**Task inputs**:
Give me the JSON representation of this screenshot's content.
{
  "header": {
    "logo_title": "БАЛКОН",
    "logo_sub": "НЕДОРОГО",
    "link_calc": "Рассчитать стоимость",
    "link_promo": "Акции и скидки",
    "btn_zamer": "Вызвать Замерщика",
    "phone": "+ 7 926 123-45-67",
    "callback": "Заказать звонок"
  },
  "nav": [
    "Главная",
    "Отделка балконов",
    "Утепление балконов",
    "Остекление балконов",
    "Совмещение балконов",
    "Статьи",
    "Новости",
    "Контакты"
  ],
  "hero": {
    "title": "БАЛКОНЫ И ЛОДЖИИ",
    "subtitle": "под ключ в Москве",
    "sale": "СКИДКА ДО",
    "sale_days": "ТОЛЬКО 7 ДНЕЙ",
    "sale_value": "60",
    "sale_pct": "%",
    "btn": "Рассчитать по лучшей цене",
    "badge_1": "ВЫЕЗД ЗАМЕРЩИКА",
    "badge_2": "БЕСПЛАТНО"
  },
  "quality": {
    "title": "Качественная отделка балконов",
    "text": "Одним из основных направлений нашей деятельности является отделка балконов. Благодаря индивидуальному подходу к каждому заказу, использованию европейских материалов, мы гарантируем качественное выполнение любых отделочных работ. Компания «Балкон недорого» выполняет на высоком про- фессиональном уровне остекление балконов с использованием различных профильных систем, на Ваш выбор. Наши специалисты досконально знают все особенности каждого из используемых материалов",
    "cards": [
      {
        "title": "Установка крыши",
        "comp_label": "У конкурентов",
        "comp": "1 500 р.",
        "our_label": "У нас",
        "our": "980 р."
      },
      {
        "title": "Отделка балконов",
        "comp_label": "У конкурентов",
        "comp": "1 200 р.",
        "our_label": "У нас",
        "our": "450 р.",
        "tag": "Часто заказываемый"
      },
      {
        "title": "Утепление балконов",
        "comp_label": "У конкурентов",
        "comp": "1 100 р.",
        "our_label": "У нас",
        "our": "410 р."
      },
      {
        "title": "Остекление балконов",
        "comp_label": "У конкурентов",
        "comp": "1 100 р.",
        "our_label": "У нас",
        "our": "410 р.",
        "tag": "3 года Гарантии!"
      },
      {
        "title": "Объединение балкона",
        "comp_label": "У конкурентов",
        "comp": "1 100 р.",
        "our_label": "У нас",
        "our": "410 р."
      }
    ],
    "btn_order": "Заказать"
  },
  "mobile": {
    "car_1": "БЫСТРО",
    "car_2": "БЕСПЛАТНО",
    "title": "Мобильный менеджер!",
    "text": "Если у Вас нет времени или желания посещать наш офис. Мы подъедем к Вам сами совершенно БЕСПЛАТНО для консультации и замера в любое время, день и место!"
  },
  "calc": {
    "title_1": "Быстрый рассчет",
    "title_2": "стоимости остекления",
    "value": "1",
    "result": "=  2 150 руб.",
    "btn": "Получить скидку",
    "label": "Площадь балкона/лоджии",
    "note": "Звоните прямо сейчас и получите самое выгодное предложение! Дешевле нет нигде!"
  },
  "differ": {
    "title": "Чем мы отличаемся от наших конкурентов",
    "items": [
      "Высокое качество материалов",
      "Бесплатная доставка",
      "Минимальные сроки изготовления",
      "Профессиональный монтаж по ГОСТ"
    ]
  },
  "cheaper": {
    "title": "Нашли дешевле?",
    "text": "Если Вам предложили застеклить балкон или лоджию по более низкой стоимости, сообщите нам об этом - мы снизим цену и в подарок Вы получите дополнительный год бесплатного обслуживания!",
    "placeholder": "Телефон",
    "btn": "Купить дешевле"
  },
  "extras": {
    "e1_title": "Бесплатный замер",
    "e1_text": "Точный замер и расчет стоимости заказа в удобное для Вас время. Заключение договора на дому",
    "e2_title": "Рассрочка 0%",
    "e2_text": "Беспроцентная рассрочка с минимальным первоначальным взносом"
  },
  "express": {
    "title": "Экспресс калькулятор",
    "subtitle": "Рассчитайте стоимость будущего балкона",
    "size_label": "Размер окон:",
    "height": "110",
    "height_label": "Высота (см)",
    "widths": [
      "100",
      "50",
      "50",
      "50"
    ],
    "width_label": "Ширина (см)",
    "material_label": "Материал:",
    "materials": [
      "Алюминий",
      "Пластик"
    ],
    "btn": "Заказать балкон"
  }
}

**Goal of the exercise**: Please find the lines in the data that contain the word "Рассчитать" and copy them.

**Your solution**:
    "link_calc": "Рассчитать стоимость",
    "btn": "Рассчитать по лучшей цене",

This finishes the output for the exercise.